In a recent hearing before the Bristol County Superior Court, Judge Garsh ruled that she will not be allowing the prosecutor to introduce evidence obtained during a police house search in the murder trial of former NFL player Aaron Hernandez. According to a local news reporter, the judge explained that the application for the warrant authorizing the search was defective, and so police had no authority to execute a search using that warrant.
Searching Aaron Hernandez’s Home

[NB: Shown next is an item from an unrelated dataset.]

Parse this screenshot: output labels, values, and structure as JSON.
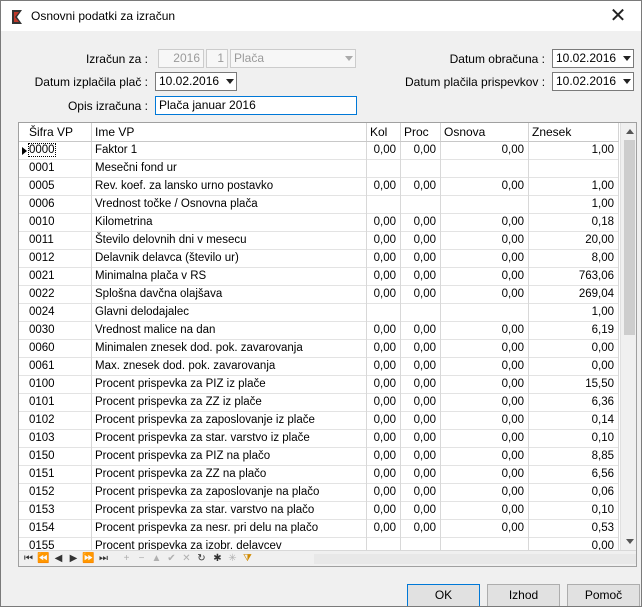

The warrant was for the search of Aaron Hernandez’s home in Franklin, MA. Law enforcement applied for a search warrant in order to seize the cell phone of Carlos Ortiz, a co-defendant of Hernandez in the Bristol County murder trial. And since the cell phone of Ortiz was known by authorities to be at Hernandez’s Franklin home, authorities applied for a warrant to search that location for the cell phone. During the search, police also seized several other pieces of evidence, including dozens of ammunition rounds for various firearms, lease and rental agreements under Hernandez’s name, receipts, mail and checks written to Hernandez, and even keys to a Hummer SUV.
Judge Garsh stated in her 8-page order that the search warrant application filed by the authorities simply failed to provide the proper basis for the lawful issuance of the warrant. Therefore, any evidence obtained during execution of the warrant violated Hernandez’s constitutional protection against unlawful searches and seizures, and so could not be offered into evidence by the prosecutor at trial.
A search warrant grants law enforcement the authority to intrude on an individual’s privacy by searching their private space – such as a home, office, vehicle, or even their person. Most often, police officers would apply for a search warrant with a magistrate at a local court by submitting a formal application form and attaching an affidavit by the applicant explaining the reason and purpose of the warrant that they seek. Magistrates are allowed to issue the warrant only if the affidavit provides sufficient information to establish that a certain location likely contains evidence pertaining to a crime which the applicant is investigating.
If the magistrate is convinced, a warrant would be issued specifying the particular location, time, and date on which the search should be executed, as well as the particular types of evidence that should be sought during the search. The warrant is then given to law enforcement, which would then execute the warrant but are limited by the specific boundaries in the warrant, including the time, place, and date of execution, as well as the evidence sought. If the executing officers exceeded those boundaries during the execution, any evidence they seize would be held inadmissible as a violation of the suspect’s constitutional right to privacy.
In the case of the search warrant of Hernandez’s Franklin home, Judge Garsh explained that the application attached to the search warrant was deficient in that it failed to state facts establishing a link between Hernandez, Ortiz, and the murder of Lloyd. According to the judge, it is not enough that the affidavit simply state that the police have been conducting an investigation that leads them to believe evidence would be found in the Franklin home. Instead, Judge Garsh stated that the application had to state more specific reasons justifying Hernandez’s Franklin home. And since it failed to do so, any evidence seized would be excluded.
This decision highlights the importance of protecting every criminal suspect’s constitutional rights in the face of any criminal investigation. Judge Garsh made clear that Hernandez’s rights cannot be violated, despite the officers’ good faith and the severity of the criminal charges at stake.